CNAMEs and HTTPS certificates

Custom layouts are wonderful

You can make Spinitron public pages impersonate your station’s web site using the custom layout feature. Navigation from your site to pages with live Spinitron content (playlists, schedule, etc.) and back again is seamless. With custom styles in Spinitron the visual appearance can seamlessly integrate too. See our example web site.

Problem 1: Links to

Pages with live Spinitron content in a custom layout are served by Spinitron’s web server, not yours. Without more work, these page’s URLs therefore have as the server name. Visitors on your site may notice that certain links have a different server name and, when they visit these pages, the browser will display in its address field on pages that impersonate your web site very well. This could be surprising or even seem suspicious.

Solution 1: Use a CNAME

To address this issue, you might want to set up a CNAME in your station’s domain that points to For example, if your station’s web site were then you could set up a CNAME that points to

We would then provision a virtual server named in on our servers . The virtual server will accept and respond to requests for your public pages that have as the Host request header.

With the virtual server in place, you can use in links to tje Spinitron public pages with the custom layout. It’s unavoidable that the virtual server name is different from your web site’s server name but, using the CNAME, at least both can be in the same domain.

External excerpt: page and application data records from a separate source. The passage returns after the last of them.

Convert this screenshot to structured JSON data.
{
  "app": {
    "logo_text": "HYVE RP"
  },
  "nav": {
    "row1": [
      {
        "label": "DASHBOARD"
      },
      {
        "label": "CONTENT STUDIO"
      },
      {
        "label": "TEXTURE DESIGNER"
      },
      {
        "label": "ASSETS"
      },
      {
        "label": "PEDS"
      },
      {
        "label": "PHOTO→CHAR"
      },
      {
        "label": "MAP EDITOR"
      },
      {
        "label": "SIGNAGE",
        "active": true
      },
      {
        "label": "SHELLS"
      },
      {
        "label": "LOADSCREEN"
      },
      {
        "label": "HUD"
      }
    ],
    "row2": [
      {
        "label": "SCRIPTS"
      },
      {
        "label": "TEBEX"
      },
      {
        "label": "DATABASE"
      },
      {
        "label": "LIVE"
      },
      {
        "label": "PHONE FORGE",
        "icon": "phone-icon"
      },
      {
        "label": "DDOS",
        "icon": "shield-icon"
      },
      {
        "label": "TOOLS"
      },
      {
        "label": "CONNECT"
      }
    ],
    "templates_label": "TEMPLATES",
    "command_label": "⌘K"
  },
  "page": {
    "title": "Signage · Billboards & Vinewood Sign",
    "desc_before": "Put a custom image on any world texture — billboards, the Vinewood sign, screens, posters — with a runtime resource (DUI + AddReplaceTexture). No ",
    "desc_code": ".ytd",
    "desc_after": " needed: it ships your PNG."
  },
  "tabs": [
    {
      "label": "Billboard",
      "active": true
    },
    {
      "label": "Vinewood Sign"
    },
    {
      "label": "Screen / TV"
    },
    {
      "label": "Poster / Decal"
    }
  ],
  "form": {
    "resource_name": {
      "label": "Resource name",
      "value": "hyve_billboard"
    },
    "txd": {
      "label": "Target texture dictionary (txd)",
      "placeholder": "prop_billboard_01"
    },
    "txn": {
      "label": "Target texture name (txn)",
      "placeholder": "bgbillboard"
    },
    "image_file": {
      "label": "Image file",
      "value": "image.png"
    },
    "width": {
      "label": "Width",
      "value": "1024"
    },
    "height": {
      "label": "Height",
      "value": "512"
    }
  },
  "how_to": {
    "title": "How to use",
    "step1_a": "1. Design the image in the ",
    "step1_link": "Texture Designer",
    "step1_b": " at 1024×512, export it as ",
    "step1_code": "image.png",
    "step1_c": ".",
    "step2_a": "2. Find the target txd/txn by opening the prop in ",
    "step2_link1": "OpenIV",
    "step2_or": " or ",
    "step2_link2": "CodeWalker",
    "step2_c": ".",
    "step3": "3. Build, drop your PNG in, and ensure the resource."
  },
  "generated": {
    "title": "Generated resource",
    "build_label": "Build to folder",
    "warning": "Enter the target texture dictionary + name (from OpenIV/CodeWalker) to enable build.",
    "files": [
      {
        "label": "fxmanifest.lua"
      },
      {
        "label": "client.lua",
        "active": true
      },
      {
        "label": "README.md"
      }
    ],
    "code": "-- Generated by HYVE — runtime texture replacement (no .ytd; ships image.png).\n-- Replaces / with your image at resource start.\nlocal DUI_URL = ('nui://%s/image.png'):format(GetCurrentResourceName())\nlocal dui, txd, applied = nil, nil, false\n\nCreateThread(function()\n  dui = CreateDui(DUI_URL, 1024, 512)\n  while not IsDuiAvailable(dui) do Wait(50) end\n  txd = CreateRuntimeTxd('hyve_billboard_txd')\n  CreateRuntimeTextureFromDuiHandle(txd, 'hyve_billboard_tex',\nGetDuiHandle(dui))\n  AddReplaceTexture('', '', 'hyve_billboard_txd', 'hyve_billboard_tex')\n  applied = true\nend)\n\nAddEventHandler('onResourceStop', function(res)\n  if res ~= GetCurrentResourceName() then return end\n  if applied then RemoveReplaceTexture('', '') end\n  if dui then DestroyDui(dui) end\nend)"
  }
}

Problem 2: HTTPS

More and more web sites use HTTPS, i.e. secure HTTP. Spinitron switched to HTTPS years ago. Meanwhile, web browsers have been getting more touchy about using insecure HTTP. For example, if I navigate from a secure page to an insecure one, Firefox sometimes gives me a warning.

You can opt to use only plain (insecure) HTTP on the virtual server that we provision with your CNAME. But if you want it to support HTTPS then Spinitron’s servers need a way to authenticate the virtual server as belonging to your station’s domain.

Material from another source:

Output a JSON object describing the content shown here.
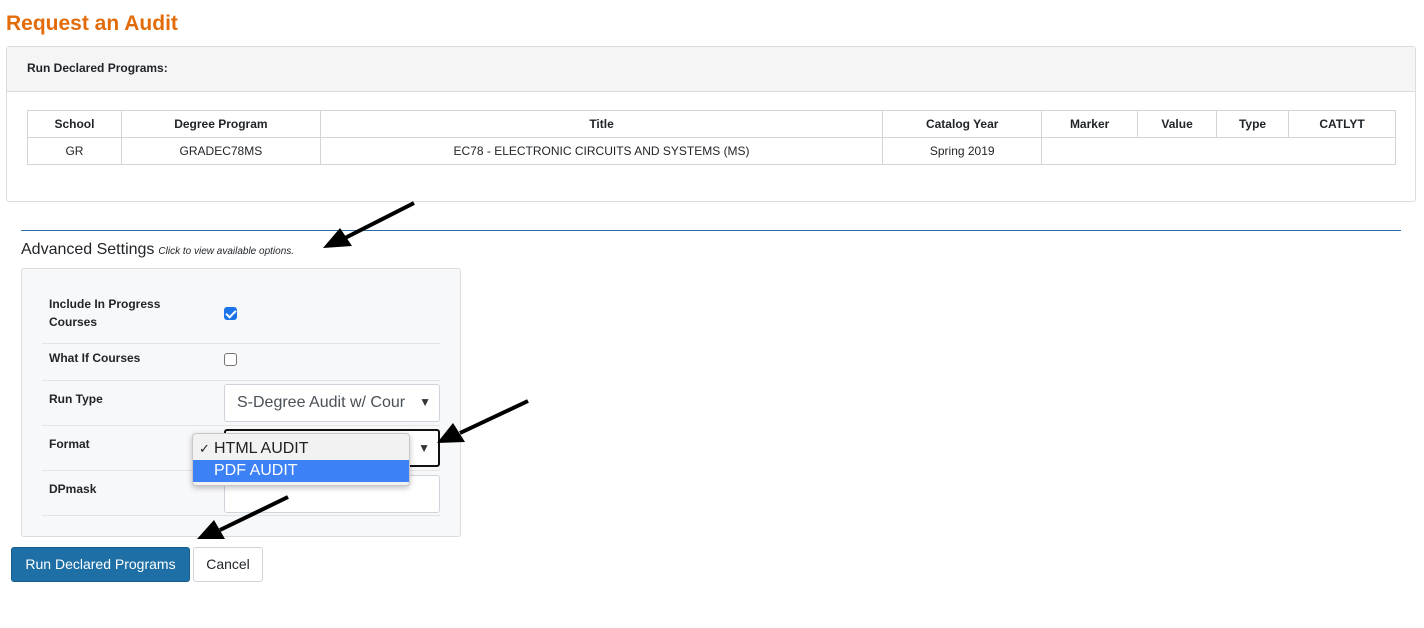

Solution 2: Get a certificate for the CNAME and give it to Spinitron

For Spinitron’s web server to support HTTPS on the virtual server described in Solution 1 above, it needs a certificate for that CNAME. The domain owner needs to obtain the certificate and give it to Spinitron.

If necessary, it may be possible for Spinitron to obtain a certificate for your CNAME’s virtual server. We haven’t tested this yet.

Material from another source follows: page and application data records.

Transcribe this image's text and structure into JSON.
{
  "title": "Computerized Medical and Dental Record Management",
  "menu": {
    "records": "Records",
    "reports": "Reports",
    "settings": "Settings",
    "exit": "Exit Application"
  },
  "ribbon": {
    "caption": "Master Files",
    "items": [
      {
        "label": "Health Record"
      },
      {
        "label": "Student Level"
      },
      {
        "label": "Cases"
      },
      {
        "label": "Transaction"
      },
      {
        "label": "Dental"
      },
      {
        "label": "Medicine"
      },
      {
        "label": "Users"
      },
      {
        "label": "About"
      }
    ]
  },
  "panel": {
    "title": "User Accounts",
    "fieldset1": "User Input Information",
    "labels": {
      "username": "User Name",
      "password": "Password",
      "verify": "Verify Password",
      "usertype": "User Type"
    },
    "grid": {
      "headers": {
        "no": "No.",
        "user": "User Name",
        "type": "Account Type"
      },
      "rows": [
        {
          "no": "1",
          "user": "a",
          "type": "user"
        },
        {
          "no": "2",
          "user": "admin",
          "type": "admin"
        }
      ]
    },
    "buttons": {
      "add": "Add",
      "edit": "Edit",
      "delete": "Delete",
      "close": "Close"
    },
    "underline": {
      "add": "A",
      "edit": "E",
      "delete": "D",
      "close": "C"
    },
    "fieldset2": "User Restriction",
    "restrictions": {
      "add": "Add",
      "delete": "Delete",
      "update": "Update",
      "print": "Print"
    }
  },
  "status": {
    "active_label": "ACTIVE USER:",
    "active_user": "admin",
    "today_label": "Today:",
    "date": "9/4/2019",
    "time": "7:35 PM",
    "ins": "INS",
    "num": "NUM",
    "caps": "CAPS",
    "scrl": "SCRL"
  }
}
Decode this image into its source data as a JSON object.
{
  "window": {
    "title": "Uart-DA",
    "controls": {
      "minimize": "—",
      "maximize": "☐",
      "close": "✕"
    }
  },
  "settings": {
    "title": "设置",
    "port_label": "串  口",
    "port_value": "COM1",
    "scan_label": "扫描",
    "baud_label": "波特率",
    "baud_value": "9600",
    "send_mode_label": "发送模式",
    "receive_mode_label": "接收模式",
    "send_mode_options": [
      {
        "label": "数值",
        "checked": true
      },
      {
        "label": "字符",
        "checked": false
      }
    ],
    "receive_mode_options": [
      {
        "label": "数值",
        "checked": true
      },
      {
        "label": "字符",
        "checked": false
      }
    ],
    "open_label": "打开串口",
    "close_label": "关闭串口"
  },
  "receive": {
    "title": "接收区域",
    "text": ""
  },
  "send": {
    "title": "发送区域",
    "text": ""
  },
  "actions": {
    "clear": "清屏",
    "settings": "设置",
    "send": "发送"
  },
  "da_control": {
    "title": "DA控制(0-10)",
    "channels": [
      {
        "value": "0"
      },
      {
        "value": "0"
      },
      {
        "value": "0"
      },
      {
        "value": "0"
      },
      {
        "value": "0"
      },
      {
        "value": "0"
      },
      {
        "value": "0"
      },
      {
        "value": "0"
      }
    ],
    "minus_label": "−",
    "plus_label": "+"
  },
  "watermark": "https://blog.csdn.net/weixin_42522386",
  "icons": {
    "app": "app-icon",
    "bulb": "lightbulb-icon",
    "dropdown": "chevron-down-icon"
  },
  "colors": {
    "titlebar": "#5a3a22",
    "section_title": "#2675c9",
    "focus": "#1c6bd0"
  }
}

Problem 3: Administration

Provisioning a virtual host for your CNAME and obtaining/deploying its HTTPS certificates puts Spinitron, for the first time, in the business of web hosting. The server configuration work will be manual for the time being.

Solution 3: Service charge for virtual host and certificate provisioning?

We need to discuss this with the early adopters.

It looks like we are now in a position to offer a virtual host using a station’s CNAME with an HTTPS certificate from Let’s Encrypt. Contact me if you want to try it.